The laziness endemic to Hollywood—especially the studios that have a huge menagerie of lucrative licensing agreements—needs to find remediation by the thrust of inventive filmmaking by encouraging new auteurs to experiment with the business of the blockbuster to make films more sizzling rather than vapid. To achieve this laudable enterprise, we should petition the film industry to be inventive with blockbusters rather than just gamble with low-budget saturation of slow lugubrious drama films that often harp on the same themes of social justice just to appease the Academy in order to win awards. Although the number of original dramas continues to proliferate, there is some part of me that yearns for the barrage of childhood action thrillers and science fiction movies that soared above pedestrian expectations with methodical calculation and supererogatory investment in cinematography to achieve the highest standards of filmmaking. Wouldn’t you like to see more watershed movies like The Matrix pivot Hollywood in competition with shows like Black Mirror and other vanguard content rather than seeing another remake of an older film with a loyalist audience that ensures financial viability but simultaneously guarantees a relative dearth of innovation? I believe many people look back fondly to the gambit of originality behind some of the most successful and critically acclaimed blockbusters of all-time. We should encourage more gambles in the art of blockbusters rather than just feeding a bunch of sententious dramas for a histrionic stage that underwhelm because they are lowborn and cheap to make.
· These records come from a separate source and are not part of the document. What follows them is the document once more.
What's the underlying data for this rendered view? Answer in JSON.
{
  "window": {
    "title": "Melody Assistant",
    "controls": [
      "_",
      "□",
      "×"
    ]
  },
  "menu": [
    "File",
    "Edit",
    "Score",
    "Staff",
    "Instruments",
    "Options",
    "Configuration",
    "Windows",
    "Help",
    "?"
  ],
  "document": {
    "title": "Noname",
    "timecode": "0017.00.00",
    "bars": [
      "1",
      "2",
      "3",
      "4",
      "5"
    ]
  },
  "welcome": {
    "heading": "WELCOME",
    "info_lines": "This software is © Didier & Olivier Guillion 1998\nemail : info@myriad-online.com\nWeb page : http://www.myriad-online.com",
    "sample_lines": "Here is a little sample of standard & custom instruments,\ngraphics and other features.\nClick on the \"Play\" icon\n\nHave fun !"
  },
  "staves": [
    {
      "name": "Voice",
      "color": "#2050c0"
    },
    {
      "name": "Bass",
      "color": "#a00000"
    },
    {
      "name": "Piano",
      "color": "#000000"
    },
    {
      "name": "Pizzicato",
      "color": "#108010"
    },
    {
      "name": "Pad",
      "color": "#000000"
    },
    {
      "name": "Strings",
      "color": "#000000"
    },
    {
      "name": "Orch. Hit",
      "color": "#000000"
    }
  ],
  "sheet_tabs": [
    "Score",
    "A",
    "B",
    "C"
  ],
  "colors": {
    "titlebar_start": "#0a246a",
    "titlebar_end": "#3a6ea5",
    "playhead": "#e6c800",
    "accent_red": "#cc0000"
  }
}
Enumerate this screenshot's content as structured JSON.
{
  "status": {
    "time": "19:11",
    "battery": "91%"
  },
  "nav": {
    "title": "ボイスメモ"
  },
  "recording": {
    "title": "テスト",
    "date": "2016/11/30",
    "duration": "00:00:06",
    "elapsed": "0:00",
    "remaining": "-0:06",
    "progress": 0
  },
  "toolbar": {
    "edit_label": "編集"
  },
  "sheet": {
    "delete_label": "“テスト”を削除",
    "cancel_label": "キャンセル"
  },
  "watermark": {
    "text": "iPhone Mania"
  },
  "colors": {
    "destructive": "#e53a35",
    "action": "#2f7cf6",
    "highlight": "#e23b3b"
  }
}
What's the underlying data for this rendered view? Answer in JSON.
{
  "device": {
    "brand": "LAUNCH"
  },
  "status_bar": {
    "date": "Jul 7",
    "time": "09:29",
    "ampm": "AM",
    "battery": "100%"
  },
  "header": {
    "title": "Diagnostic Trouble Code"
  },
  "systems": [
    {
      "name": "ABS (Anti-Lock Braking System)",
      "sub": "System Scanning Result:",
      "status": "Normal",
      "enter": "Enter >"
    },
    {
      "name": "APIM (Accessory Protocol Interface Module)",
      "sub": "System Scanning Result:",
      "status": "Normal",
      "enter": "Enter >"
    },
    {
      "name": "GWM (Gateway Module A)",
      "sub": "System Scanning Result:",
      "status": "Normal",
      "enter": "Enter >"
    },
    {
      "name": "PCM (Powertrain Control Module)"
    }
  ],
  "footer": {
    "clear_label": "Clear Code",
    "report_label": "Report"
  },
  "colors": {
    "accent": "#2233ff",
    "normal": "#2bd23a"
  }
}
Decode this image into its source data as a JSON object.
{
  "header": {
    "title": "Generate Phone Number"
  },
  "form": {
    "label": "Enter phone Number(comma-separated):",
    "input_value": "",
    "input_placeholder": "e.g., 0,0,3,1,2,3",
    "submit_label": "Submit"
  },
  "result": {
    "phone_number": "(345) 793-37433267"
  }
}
This has been a year predominated by Déjà vu at the box office with scores of remakes and reiterative franchises and that is a clear signal we are headed in the wrong direction. We should be more resourceful in finding new content rather than become lazy with guaranteed loyalty to subpar films that are in subtle decline because of international pressures. Overall, we need more originality in Hollywood so that the movie-going experience can survive the onslaught of Netflix.